Hauwa’s mind ran a dozen miles that early morning as she mentally ticked off the things they needed urgently: a new pair of school shorts for Baba, whose old pair was so badly torn and patched that it would take no further mending, new pants for the two girls, the old ones had fallen to pieces and she had been scandalized to see that her younger daughter was going to school without underwear! The toilet soap was finished, they had resorted to using salt in place of toothpaste several weeks ago and she could not remember the last time the family had luxuries like body lotions and deodorants. She had learnt to improvise; Shea butter which was sold very cheaply in the market was good enough for the skin and for deodorant she had adjusted to rubbing half a lemon under her arm to eliminate the smell of sweat.

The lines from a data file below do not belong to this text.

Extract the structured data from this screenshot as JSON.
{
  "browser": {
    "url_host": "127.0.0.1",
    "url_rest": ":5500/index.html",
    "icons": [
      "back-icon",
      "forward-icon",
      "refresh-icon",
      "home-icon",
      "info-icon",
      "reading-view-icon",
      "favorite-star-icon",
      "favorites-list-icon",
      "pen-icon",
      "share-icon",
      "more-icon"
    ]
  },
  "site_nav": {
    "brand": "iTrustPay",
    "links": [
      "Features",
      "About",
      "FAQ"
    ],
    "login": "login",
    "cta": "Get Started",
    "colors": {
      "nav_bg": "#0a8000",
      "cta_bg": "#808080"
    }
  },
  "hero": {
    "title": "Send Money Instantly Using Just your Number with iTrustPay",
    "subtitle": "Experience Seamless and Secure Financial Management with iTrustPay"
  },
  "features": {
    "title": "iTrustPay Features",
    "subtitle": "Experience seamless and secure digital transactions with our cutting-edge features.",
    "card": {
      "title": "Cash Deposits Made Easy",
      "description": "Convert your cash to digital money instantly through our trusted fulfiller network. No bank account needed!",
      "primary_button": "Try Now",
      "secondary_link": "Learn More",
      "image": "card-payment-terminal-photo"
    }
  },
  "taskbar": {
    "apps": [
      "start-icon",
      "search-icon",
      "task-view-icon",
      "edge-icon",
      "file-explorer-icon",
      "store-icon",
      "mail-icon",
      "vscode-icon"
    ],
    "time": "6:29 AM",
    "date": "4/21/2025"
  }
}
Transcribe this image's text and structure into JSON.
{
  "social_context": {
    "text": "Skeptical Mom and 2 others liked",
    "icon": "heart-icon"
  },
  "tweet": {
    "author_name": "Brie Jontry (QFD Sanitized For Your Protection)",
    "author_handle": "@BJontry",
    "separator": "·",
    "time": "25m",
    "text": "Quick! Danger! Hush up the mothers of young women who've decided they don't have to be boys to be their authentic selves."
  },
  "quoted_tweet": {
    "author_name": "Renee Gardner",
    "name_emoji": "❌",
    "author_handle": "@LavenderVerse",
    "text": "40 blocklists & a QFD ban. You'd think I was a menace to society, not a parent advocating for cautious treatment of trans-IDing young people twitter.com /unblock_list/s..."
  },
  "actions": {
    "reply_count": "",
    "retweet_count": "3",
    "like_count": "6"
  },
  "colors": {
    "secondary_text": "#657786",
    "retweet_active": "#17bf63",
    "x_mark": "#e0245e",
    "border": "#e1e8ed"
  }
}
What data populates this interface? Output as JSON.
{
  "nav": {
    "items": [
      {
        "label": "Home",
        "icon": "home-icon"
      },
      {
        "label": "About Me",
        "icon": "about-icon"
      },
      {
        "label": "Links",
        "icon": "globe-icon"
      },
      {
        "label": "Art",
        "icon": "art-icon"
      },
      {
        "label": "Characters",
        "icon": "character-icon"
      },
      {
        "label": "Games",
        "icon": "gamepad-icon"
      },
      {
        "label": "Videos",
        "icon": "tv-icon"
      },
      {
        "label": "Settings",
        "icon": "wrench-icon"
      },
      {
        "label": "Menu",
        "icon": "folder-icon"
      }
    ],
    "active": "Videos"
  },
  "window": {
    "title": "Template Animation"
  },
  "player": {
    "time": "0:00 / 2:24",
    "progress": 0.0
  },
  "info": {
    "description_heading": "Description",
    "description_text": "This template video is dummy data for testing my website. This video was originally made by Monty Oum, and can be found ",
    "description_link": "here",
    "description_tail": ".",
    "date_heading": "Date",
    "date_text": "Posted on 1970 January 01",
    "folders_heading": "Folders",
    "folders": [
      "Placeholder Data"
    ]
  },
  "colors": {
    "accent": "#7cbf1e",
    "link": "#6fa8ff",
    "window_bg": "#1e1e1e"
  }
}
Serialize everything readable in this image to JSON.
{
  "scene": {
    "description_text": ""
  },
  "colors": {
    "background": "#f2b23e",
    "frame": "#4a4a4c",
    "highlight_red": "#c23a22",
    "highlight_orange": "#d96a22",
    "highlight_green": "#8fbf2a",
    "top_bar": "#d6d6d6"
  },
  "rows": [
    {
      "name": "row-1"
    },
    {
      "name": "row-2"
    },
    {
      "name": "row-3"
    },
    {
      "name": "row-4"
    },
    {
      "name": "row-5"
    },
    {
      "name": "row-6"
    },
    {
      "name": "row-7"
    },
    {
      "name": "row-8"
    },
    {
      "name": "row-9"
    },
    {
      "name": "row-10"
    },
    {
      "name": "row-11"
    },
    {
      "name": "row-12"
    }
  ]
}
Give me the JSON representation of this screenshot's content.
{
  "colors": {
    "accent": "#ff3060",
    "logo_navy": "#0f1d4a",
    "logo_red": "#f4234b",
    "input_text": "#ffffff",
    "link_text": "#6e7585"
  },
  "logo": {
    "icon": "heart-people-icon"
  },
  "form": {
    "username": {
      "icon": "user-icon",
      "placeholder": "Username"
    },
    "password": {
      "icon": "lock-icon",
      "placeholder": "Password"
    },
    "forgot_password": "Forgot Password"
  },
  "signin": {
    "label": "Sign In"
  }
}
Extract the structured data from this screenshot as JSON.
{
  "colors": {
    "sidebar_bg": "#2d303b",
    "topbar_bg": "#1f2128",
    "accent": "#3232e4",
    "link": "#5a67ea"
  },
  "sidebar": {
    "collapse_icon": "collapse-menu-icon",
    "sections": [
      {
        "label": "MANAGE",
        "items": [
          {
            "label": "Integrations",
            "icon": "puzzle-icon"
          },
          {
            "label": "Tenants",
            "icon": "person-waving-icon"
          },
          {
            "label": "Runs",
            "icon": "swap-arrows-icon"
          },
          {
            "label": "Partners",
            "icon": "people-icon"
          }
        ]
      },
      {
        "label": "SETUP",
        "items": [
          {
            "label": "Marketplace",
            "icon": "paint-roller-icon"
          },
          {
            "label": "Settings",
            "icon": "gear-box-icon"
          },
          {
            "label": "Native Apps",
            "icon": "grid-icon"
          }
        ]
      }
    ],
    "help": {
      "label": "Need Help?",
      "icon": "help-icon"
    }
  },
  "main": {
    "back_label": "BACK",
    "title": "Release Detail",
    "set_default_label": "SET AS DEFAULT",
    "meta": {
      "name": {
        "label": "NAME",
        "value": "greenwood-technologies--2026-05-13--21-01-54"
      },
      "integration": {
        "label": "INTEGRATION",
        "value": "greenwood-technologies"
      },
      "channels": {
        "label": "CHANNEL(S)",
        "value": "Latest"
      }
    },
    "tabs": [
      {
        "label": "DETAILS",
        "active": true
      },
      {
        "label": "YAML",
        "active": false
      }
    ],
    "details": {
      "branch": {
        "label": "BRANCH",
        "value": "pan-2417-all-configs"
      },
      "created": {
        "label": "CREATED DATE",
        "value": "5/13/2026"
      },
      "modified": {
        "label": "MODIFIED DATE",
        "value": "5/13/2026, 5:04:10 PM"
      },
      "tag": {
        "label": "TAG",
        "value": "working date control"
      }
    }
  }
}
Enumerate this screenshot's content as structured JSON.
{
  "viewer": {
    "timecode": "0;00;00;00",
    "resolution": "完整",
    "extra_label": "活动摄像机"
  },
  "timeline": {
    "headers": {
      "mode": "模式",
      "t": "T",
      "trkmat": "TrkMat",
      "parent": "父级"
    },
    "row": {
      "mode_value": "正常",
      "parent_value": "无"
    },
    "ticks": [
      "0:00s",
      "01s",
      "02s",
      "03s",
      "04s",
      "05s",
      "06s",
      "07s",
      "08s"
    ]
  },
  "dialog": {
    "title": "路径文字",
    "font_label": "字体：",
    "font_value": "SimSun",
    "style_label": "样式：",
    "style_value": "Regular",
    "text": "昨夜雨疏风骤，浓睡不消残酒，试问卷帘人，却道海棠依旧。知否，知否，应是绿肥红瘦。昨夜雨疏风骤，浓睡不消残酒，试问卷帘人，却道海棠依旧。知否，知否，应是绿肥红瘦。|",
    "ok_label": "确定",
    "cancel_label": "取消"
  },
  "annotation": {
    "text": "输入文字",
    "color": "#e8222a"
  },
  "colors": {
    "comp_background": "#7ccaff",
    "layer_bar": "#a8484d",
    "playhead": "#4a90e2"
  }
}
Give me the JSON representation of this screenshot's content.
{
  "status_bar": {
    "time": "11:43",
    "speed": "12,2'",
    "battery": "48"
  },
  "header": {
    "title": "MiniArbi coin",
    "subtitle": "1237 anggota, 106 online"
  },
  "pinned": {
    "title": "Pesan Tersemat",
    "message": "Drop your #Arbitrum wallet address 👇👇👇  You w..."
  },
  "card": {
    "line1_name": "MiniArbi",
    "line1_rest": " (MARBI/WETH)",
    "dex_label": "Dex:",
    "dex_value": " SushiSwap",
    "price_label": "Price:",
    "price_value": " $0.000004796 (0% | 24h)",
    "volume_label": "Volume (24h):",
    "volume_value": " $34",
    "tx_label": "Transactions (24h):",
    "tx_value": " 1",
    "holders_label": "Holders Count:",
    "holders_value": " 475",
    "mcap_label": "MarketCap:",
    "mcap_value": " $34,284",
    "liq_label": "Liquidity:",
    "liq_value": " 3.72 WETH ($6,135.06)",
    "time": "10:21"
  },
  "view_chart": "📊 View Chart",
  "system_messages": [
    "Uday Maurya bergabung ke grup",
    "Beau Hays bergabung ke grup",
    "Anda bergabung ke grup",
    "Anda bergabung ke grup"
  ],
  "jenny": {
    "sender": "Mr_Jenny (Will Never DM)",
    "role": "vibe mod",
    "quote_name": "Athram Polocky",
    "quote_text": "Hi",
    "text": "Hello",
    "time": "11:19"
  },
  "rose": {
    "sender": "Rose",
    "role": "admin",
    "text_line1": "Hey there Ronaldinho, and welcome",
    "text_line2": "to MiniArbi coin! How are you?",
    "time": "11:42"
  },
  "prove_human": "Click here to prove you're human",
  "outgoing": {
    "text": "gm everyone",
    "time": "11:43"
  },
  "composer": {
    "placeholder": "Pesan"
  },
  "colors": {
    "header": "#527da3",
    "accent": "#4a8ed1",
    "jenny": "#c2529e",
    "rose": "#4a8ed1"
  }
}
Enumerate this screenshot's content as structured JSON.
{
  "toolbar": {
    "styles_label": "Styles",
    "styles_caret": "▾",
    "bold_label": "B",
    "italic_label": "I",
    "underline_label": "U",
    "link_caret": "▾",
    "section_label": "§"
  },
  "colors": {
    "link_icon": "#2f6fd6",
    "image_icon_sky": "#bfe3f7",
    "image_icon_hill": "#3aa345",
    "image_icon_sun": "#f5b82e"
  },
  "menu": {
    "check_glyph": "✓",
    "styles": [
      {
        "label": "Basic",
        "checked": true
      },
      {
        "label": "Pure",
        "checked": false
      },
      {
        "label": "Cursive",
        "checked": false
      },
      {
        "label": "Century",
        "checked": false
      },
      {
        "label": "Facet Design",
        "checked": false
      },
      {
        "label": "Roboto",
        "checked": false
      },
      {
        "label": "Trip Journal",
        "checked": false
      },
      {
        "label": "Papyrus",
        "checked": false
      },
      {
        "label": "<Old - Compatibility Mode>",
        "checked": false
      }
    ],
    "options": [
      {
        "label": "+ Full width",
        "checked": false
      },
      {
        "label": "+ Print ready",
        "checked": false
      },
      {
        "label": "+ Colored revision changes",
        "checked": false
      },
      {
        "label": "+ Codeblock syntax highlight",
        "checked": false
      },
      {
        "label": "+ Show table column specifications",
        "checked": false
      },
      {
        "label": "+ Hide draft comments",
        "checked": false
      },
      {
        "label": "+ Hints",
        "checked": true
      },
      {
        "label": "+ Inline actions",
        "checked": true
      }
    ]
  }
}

All these thoughts rushed through her mind as she paced restlessly across the room, waiting for some sign of life from outside; something to show that it was safe to step out and face her production line so her family could be assured of a meal for that day. This was not the usual pattern but then, nothing was usual about this night. The sound of heavy gunfire had woken her up hours earlier; and she knew that everyone else must be awake too; too frightened to come out before it was broad daylight. The gunfire had gone on for so long with indistinct voices shouting in a strange language a short distance away. Hauwa could not be sure where exactly was being robbed, or if it was in fact a robbery operation. She found herself almost praying that it was indeed a robbery operation, the alternative was too frightening to be considered..